The friendliness of Malawi was evident immediately upon entering the country. We were sent in the right direction by some police officers and rode with an ever-laughing cab driver to a nearby town. From there we caught a bus for Mzuzu, about half way to our destination of Lilongwe. The trip followed the shore of Lake Malawi for most of the way before climbing into the arid mountains that line the coast. The landscape was nice, definitely not as spectacular as some of the places we had seen in East Africa, but the people more than made up for it. Our first observation was that it seemed everyone was smiling or laughing. And whats more, not one person tried to rip us off!

Six hours later we arrived in Mzuzu and immediately boarded another bus for Lilongwe. Like Tanzania the roads were great and the towns seemed even neater and more orderly. The only thing that struck us as negative about our first day in Malawi was the massive amounts of deforestation we passed along the way from Mzuzu to Lilongwe. Once we left the lake shore small, beautiful forests gave way to massive swaths of downed timber. As Malawi is a very poor country the scene certainly posed the question of how to go about balanced, controlled and responsible development; a question that all African nations are struggling with. The devastation went on for hours but our attention was soon robbed as the bus driver switched the radio station to the Malawi World Cup qualifying game against Guinea. The people listened intently to the rabid announcer as he switched from English to the local language and back again as he became more and more excited. In the end Malawi won 2-1 and the bus celebrated with smiles and polite clapping.

We finally arrived in Lilongwe, Malawi's administrative capital, just as it became dark and had little time or energy left to do anything but put up our tent. Having not seen much of the town we spent all of yesterday wandering the streets. A guidebook we glanced at in Tanzania had called Lilongwe "the most mundane of African capitals," and we would probably agree. It is quiet, the streets are clean, and the typical hawkers and street vendors are almost entirely absent. So, a suggestion to the guidebook writers: change the entry for Lilongwe to, "wonderfully mundane." We were able to walk around town, largely ignored, eat a great meal and even go grocery shopping at an "American-style" shop; a true luxury at this point and something that we could not have imagined even a few days ago. Today we wandered through the wood carvings market (there are some incredible pieces that we wish we had the bag space to bring with us) and were not pestered more than being invited to look at each person's stall.

We will camp in Lilongwe again tonight, probably lulled to sleep by the laughing of the hyena's that wander right into town, before heading back toward Lake Malawi tomorrow morning. We plan on spending a day or two before heading southwards towards Mozambique. Happy Labor Day to everyone and best wishes to all of you starting a new school year!

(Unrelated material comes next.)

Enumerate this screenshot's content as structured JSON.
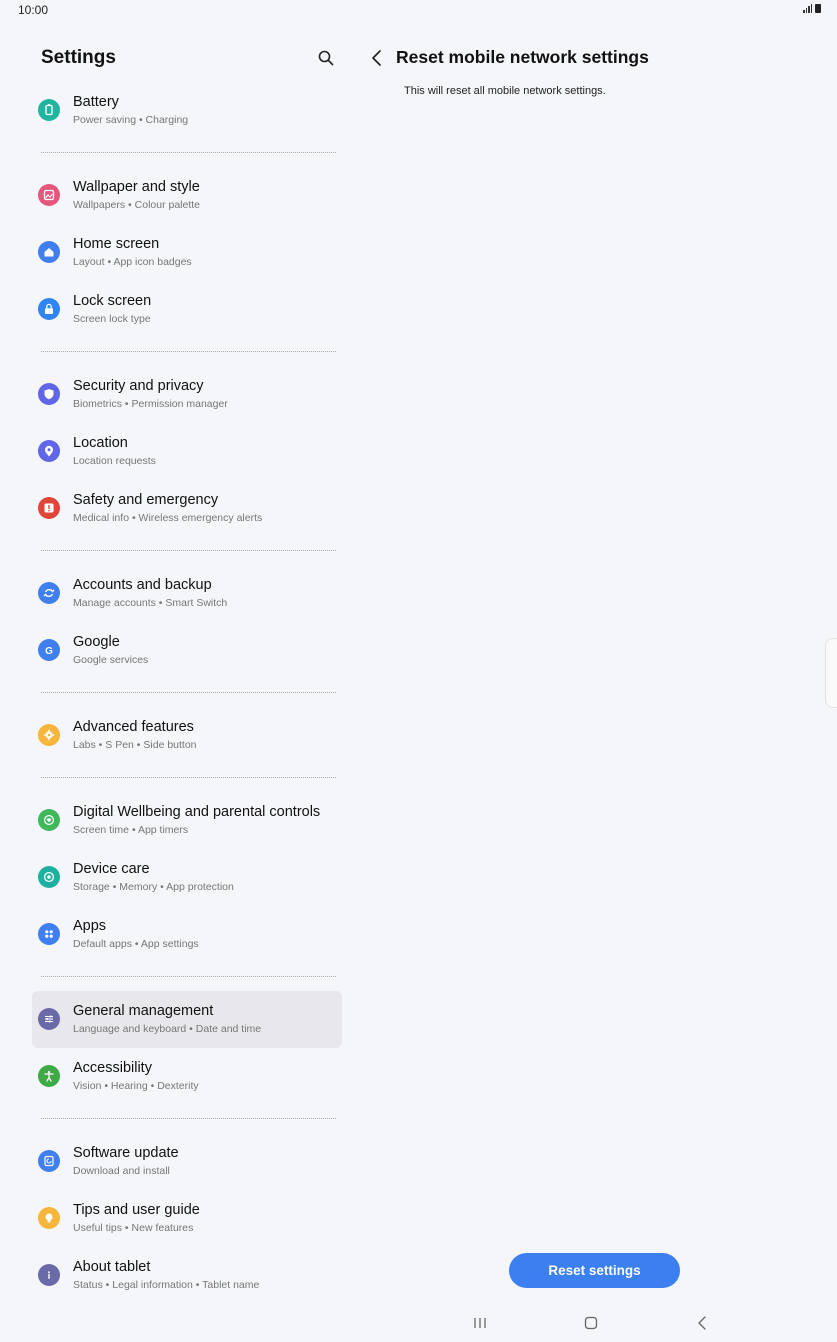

1 comment:

  1. The people we just stayed with in Geneva just returned from living 4 years in Malawi-the dad works for the UN. They said it was the most amazing and friendliest place ever! Sounds like they were right on!